The Michigan Public Service Commission has released a status report on the second year of its MI Power Grid initiative the Commission launched in 2019 in partnership with Gov. Gretchen Whitmer to help guide Michigan residents and businesses through fast-paced changes in the energy industry and better enable a transition to clean, distributed sources of electricity.
MI Power Grid (Case No. U-20645) is a multiyear effort designed to help maximize the benefits to Michiganders as electricity providers transition away from large, centrally located power plants to smaller clean, distributed energy resources including solar, battery storage and energy efficiency. MI Power Grid's three areas of emphasis are customer engagement, integrating emerging technologies, and optimizing the performance of, and investment in, the state's power grid.
To date, MPSC Staff and more than 350 stakeholders representing nearly 250 organizations — from consumer advocates, utilities, other state agencies, local governments, state lawmakers to universities, environmental groups, business customers and national laboratories - in 10 MI Power Grid workgroups have conducted 57 stakeholder meetings and issued five reports. Commissioners, meanwhile, have issued 17 orders in 10 dockets related to MI Power Grid.

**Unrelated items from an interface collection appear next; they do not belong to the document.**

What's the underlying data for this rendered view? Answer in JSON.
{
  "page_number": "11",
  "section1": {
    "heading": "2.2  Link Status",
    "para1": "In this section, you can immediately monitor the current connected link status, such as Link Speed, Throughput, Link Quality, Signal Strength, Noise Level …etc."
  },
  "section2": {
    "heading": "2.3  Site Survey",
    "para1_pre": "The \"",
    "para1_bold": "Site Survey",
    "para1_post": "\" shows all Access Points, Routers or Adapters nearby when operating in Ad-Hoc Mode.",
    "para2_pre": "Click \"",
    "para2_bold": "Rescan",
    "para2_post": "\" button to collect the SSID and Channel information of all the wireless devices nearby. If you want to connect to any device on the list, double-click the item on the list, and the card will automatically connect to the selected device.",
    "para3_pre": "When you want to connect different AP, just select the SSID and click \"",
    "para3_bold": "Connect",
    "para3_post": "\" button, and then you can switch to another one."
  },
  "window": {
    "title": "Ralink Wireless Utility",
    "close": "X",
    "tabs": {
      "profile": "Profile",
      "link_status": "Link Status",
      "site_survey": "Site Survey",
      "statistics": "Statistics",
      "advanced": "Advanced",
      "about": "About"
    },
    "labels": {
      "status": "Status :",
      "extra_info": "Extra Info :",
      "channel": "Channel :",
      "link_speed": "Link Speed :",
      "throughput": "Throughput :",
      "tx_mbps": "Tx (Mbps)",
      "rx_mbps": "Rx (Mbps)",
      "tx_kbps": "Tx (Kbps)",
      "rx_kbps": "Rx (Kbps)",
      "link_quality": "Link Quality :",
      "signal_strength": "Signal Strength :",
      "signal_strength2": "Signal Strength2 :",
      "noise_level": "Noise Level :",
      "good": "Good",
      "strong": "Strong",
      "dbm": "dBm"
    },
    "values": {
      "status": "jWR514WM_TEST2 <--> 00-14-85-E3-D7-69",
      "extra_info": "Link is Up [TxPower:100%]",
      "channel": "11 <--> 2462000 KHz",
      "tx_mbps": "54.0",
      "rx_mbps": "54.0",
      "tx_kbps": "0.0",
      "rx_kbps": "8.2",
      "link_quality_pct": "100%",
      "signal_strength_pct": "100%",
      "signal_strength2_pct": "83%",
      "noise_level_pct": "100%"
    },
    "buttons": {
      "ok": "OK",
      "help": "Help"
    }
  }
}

"MI Power Grid is even more important as Michigan grapples with issues of reliability, affordability and impact on low-income and marginalized communities, now and into the future," said Dan Scripps, chairman, MPSC. "We are grateful to stakeholders for sticking with this effort throughout the pandemic. They understand, as we do, that a stronger, more resilient grid powered by cleaner sources of energy requires a tremendous amount of foresight and commitment to getting it right." Among the highlights of MI Power Grid's Phase II:
- The Integration of Resource/Distribution/Transmission Planning Workgroup issued its Staff report with recommendations to help shape planning efforts, focused on resilience, forecasting, transmission planning, value of generation diversity, emissions recommendations and environmental justice recommendations, and alignment of distribution/resource/transmission planning. The Commission directed Staff to create a redline version updating the Michigan Integrated Resource Planning Parameters that reflects Staff recommendations, feedback from stakeholders, and Governor Whitmer's MI Healthy Climate Plan directives by Dec. 22, 2021, and to work with stakeholders in Phase III to finalize updates to the MIRPP and IRP filing requirements in 2022.
- The Competitive Procurement Workgroup, with input from utilities and other stakeholders, issued a Competitive Procurement Report with draft guidelines; the Commission later sought formal feedback on the report. The Commission in September 2021 issued an order adopting amended guidelines and directing Staff to survey stakeholders within five years to assess whether the guidance is working and whether updates are necessary.
- The New Technologies and Business Models Workgroup has focused on creating a shared understanding of different technologies and their potential applications, including microgrids, electric vehicles, energy storage, and distributed energy generation, with the goal to identify barriers and potential solutions. The workgroup filed a draft report in September that was distributed to stakeholders for comment. The final report is to be filed by Dec. 1, 2021.
- The Distributed Energy Resources Rate Design Workgroup is exploring how customer-owned generation and energy storage are changing the way energy customers use the grid, cost allocation and possible customer charges, and proposing rate design options, with guidance from Michigan Senate Resolution 142 of 2020. The workgroup commissioned the Regulatory Assistance Project for assistance, and a draft study was presented to stakeholders in September. After stakeholder feedback is considered, a final study will be presented to the Michigan Legislature on Nov. 1, 2021.
- The Customer Education and Participation Workgroup has been convening stakeholders to examine issues around customer data access; data privacy, sharing and customer consent; opportunities and barriers to customer engagement in MPSC-related activities; and equitable outreach and access to utility programs and offerings. As customers are increasingly relied upon to be active, engaged and dependable participants in Michigan's energy transition, the workgroup is examining the ways in which the Commission can improve customer access to and participation in energy waste reduction and demand response programs, time of use rates, distributed energy and other demand-side resources. The Commission directed Staff to consider how the MPSC's response to the COVID-19 pandemic, the MPSC's 2021-2025 strategic plan; the MPSC's diversity, equity, and inclusion efforts, and the MPSC's outreach to Michigan's tribal communities can inform the workgroup's recommendations. MPSC Staff will make a draft report available for stakeholder comment and issue a final report by Feb. 25, 2022.
MI Power Grid's remaining focus areas will include financial incentives and disincentives for utility performance, distribution system data access, updating the Michigan Integrated Resource Planning Parameters and IRP filing requirements, time-based pricing, and voluntary green pricing.